The COVID-19 pandemic has changed all our lives, and the impacts of the disease reach even the marmots.
 
Many critically endangered species, including the Vancouver Island Marmot, are extraordinarily vulnerable to accidental disease transmission. We do not know if COVID-19 can affect marmots, but we have learned that prevention is the best protection from accidental disease transmission incidents in other endangered species. The Vancouver Island Marmot recovery project already implements practices to reduce the risk of introducing a new disease to the marmot population, and we continue to be vigilant about this risk.
 
Regular operations at the Mount Washington Tony Barrett Marmot Recovery Centre have always taken serious precautions against transmissible disease entering the marmot care areas. These precautions include special footwear, disinfecting footbaths, sterile gloves, face masks, and overalls to be worn over clothing in the marmot pens. This reduces the potential for pathogens to come into contact with the marmots. We will be taking additional care given the rapid and potential wide spread of COVID-19. This includes limiting our regular marmot checkups to reduce any non-essential handling.
 
In the wild, the Marmot Recovery Foundation’s regular practice has been to disinfect boots and any gear that may come into direct contact with marmots. Guests who have joined us in the past may recall Foundation staff spraying your footwear with disinfectant. Practices like these reduce the opportunity for disease to be accidentally introduced to the fragile population.
 
There is a human dimension to our work to our work as well. The wild marmot population relies on recovery efforts, including marmot releases, rescuing stray marmots, and providing supplemental feeding to support the small populations. We are committed to delivering these critical supports to the fragile population. Like many other organizations, our small team is adapting our work to maintain social distance. These include measures like maintaining social distance, monitoring of our health, and working from home whenever possible.

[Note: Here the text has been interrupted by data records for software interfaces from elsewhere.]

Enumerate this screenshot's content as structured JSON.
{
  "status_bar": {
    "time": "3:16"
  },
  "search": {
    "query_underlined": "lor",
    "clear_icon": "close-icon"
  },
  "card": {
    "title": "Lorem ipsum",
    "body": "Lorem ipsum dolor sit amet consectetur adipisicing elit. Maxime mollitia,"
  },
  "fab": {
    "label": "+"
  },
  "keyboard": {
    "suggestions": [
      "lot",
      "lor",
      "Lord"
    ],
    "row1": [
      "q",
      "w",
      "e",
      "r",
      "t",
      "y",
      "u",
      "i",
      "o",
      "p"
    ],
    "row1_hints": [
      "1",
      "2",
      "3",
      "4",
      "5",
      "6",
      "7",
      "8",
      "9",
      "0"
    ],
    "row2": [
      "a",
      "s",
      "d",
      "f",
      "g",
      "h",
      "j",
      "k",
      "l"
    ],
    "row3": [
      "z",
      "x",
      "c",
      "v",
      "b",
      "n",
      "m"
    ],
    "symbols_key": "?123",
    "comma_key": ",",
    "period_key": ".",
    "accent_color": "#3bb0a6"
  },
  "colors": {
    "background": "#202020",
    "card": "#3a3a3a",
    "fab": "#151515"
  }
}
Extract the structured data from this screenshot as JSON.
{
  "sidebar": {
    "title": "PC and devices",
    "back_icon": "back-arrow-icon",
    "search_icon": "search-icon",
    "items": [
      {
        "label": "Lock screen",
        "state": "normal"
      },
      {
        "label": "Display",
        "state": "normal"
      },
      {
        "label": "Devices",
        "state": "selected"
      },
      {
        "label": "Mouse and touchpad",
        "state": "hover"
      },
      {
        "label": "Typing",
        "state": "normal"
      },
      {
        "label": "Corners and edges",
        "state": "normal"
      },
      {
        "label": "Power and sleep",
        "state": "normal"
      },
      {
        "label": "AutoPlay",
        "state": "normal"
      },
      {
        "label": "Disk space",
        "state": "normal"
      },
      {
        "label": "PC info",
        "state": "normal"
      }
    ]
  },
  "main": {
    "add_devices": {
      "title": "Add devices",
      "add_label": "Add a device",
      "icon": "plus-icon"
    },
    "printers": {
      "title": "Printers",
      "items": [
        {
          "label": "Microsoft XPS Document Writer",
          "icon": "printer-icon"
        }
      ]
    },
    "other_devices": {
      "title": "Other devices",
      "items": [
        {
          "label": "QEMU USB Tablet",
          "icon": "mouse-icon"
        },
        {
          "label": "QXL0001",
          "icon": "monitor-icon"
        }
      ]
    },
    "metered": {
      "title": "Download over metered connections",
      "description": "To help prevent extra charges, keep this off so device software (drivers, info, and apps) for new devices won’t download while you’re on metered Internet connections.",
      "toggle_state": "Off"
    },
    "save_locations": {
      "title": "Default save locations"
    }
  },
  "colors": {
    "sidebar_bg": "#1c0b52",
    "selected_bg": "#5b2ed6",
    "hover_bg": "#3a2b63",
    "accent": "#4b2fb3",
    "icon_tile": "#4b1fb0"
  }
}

You can still reach us by email, phone, and social media channels.
 
The Vancouver Island Marmot relies on healthy, safe people to deliver needed support. Thank you for supporting our work, and helping to keep our communities, and marmots, on the road to recovery.